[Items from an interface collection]
..............................

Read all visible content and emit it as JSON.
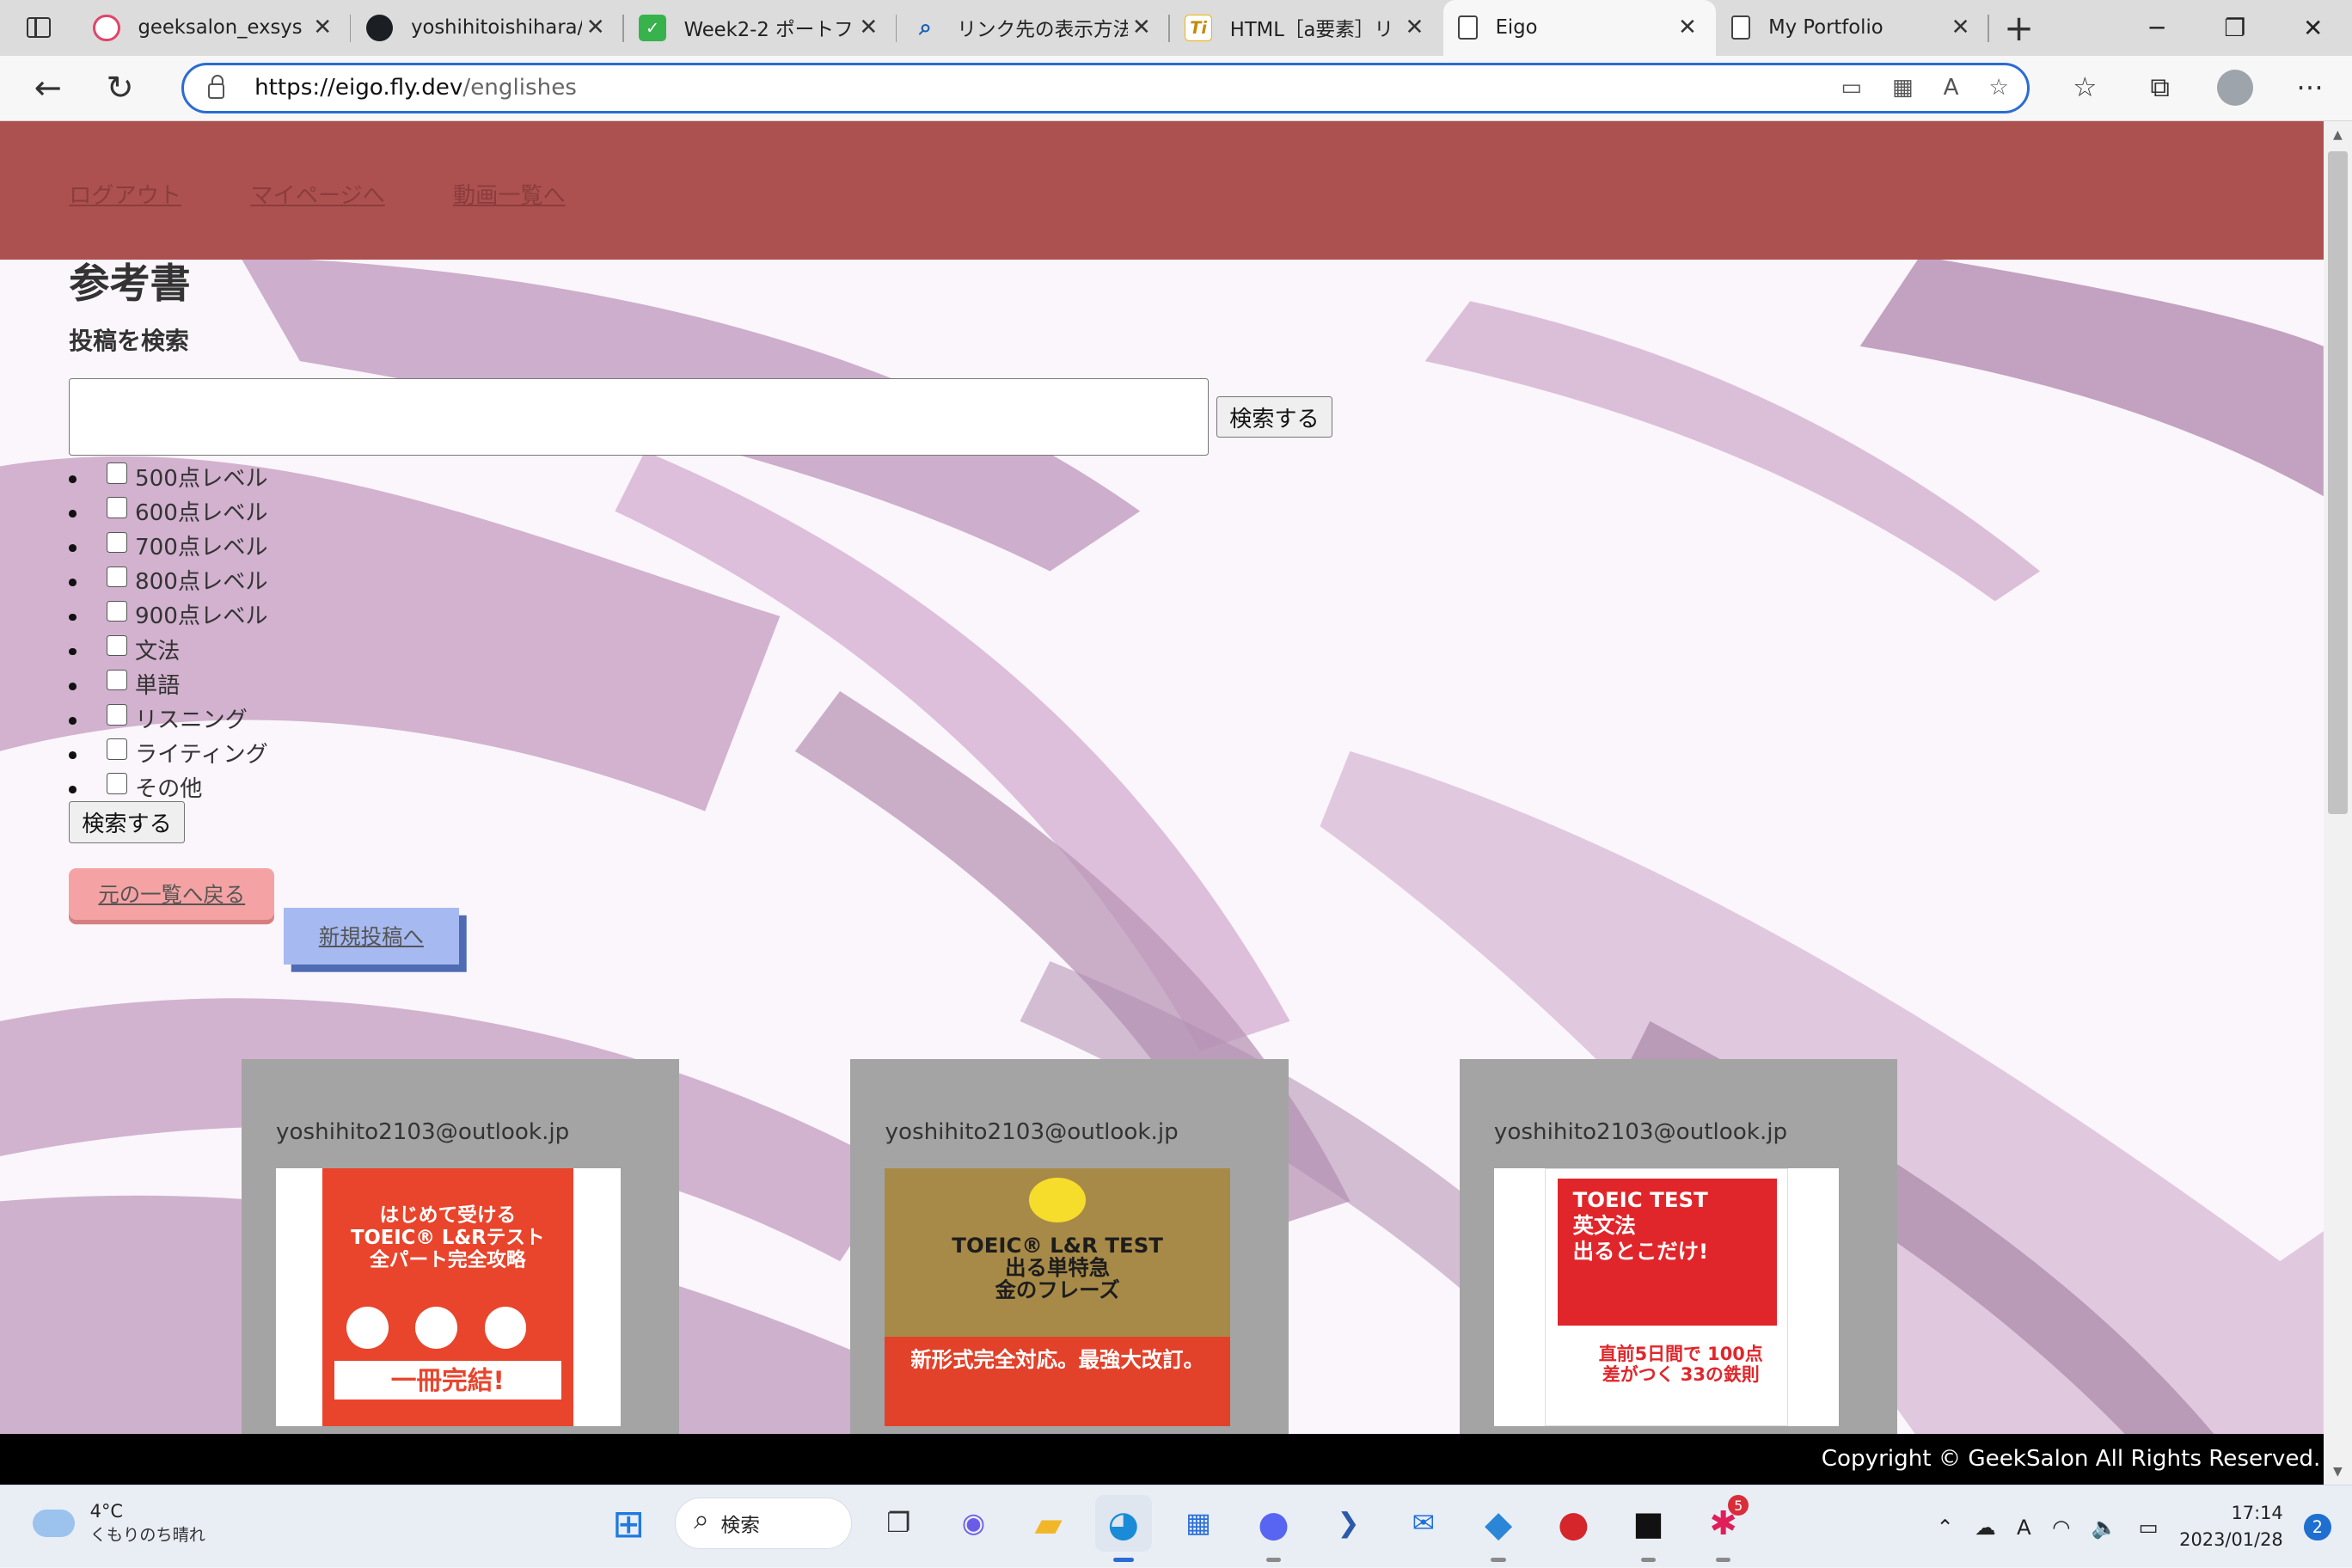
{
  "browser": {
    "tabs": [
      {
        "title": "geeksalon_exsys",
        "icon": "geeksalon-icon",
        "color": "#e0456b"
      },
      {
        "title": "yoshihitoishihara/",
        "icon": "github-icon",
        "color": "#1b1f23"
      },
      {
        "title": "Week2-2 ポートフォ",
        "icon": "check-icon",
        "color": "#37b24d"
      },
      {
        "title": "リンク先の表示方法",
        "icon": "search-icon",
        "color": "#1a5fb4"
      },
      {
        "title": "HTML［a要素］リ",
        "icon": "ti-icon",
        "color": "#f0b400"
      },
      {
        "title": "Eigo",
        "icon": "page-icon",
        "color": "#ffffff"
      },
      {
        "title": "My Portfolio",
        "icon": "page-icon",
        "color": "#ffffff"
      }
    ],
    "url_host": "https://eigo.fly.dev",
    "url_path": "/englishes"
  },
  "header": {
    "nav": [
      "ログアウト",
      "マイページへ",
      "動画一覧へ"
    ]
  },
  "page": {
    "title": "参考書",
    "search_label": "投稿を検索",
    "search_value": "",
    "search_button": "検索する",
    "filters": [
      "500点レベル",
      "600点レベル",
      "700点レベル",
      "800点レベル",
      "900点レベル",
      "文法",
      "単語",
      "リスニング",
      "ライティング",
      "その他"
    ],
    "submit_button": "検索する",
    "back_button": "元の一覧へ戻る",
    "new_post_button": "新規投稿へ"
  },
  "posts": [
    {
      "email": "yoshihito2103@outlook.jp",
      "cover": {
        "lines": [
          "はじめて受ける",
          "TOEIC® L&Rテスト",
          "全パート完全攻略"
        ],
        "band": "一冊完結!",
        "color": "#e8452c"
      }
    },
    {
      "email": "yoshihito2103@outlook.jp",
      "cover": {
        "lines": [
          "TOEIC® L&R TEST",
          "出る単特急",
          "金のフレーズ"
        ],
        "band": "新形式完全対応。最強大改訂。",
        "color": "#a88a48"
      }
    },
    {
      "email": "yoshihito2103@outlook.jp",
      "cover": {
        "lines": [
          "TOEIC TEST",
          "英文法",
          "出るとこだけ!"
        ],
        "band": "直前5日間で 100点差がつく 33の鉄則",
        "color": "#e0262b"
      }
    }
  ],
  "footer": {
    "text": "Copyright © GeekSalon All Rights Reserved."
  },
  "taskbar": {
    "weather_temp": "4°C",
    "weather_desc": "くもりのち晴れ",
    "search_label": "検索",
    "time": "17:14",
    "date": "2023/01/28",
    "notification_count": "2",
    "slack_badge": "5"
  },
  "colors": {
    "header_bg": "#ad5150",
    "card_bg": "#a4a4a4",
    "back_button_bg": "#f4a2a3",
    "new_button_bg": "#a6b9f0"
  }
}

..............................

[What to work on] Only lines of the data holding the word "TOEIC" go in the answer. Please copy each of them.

[Completed task]
          "TOEIC® L&Rテスト",
          "TOEIC® L&R TEST",
          "TOEIC TEST",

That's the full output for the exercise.